-- Task input follows --

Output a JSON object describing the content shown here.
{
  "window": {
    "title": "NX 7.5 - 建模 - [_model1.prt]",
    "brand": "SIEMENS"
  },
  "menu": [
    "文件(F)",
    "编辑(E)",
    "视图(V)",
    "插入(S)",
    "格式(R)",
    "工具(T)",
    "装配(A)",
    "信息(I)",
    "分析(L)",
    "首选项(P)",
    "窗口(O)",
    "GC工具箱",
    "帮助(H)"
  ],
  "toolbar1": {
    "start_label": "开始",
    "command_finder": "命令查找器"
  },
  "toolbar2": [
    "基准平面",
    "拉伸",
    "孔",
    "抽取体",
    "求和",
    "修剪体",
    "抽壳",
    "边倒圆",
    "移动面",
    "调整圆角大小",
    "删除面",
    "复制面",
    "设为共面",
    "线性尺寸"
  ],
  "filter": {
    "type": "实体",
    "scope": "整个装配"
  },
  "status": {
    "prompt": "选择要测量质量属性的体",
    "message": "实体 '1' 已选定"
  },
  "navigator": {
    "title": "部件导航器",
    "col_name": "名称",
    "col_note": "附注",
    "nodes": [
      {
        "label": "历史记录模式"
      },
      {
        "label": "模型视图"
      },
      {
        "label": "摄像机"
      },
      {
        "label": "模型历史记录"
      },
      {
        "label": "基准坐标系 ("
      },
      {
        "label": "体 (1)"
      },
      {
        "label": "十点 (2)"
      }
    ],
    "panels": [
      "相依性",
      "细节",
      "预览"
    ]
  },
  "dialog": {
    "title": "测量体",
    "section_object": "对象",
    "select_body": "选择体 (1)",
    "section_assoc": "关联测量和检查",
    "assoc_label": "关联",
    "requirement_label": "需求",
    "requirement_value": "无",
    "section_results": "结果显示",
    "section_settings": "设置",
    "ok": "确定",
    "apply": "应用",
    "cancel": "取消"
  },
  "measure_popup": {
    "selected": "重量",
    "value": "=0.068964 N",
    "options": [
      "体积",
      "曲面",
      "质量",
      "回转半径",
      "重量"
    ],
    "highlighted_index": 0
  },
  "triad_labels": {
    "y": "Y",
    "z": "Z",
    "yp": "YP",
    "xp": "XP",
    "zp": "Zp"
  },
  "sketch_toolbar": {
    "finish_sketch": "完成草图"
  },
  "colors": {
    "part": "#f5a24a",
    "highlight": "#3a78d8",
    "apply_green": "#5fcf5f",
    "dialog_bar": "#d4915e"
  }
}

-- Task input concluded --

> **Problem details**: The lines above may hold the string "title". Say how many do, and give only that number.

> **Task result**: 3